It has been argued that reopening schools will eventually “reconnect networks” and would in some way or another lead to spikes in infection rates. For example, if many parents congregate at school gates while sending or collecting their children to and from school, then they could potentially come into contact with someone from outside their household or even worse someone with COVID-19. Another similar argument is that while children are largely less prone to getting a serious case of COVID-19, they could potentially infect adults who are more susceptible to the virus. Finally, some have stated that children, especially younger ones, are less likely to adhere to social distancing guidelines, thus sending them back to schools might put them in harm’s way. The first problem of parents from different households congregating can be resolved through simple social distancing measures, and wearing masks. Schools with spacious car parks could also be advantageous as parents could simply wait for their children in their cars without coming into contact with other parents. The second problem has no adequate solution since most scientists are still uncertain of how frequent child to adult COVID-19 transmission is. According to the European Centre for Disease Prevention and Control (ECDC), symptomatic children can spread the virus in similar quantities to adults, and can infect others in a similar way. However, it is currently unknown how infectious asymptomatic children are. Since a large number of children who get infected with the virus are asymptomatic, it can be harder to detect outbreaks in schools. Nevertheless, since the frequency of infection of children is shown to be lower than the frequency of infection among adults, then it could be argued that they do not need to adhere to social distancing measures while at school. Teachers on the other hand might need more protection.

A teacher interacts with students in a classroom at a United Nations-run school as a new school year begins as Palestinians ease the coronavirus disease (COVID-19) restrictions, at the Jabalia refugee camp in Gaza City, Saturday, Aug. 8, 2020. (Getty)

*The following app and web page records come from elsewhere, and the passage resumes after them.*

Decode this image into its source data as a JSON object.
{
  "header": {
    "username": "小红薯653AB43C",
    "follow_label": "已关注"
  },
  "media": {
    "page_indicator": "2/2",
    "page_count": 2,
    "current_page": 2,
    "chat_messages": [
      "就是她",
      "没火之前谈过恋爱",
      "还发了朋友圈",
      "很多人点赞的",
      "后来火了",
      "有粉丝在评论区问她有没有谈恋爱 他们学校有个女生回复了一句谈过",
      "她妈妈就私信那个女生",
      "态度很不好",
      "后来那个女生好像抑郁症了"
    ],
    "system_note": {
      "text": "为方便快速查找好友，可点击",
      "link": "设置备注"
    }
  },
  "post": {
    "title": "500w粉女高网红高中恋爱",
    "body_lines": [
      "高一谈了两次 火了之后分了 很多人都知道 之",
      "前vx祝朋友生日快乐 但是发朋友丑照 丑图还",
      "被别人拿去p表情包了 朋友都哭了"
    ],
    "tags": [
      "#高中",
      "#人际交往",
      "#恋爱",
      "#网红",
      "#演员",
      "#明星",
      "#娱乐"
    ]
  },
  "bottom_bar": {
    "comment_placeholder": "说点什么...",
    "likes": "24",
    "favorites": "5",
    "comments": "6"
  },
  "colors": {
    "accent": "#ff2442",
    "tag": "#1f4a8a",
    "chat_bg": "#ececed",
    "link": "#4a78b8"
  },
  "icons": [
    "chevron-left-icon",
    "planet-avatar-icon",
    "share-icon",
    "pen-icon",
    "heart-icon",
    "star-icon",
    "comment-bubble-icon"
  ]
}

As children have shown to be less susceptible to the virus, many governments are now keen on reopening schools in the autumn. Moreover, many parents also want schools to reopen due to some of the inefficiencies associated with home schooling and parents of younger children are also fearing that their children aren’t getting the social interaction which is crucial at that age. The coronavirus has also exposed some of the discrepancies between private schooling and public schooling, as many teachers of the latter type of schools found it difficult to manage large class sizes, which dwarf those of private schools. Some public school families also lacked the tools for adequate long distance learning, such as fast Internet or up to date devices. This problem was much worse in developing states, as news reports from Lebanon stated that many students in public schools did not have good Internet that was needed for video classes. Finally, there is the question of home management and logistics, as the need for open schools will grow now that many offices are opening and many non-essential workers are going back to work. As such, if schools aren’t reopening and parents are asked to go back to their offices, there will be a new hassle of finding someone to take care of children during work hours. 
Overall, the question of whether or not to reopen schools is a difficult one, but thus far governments want to press on with the new academic year, while scientists are divided over the decision. Furthermore, if spikes in cases occur in the autumn then it would be difficult to pinpoint schools as the cause due to how hard it is to detect COVID-19 in largely asymptomatic children and the fact that more and more restrictions are being eased everyday, thus a spike can easily be blamed on the higher number of people going outside.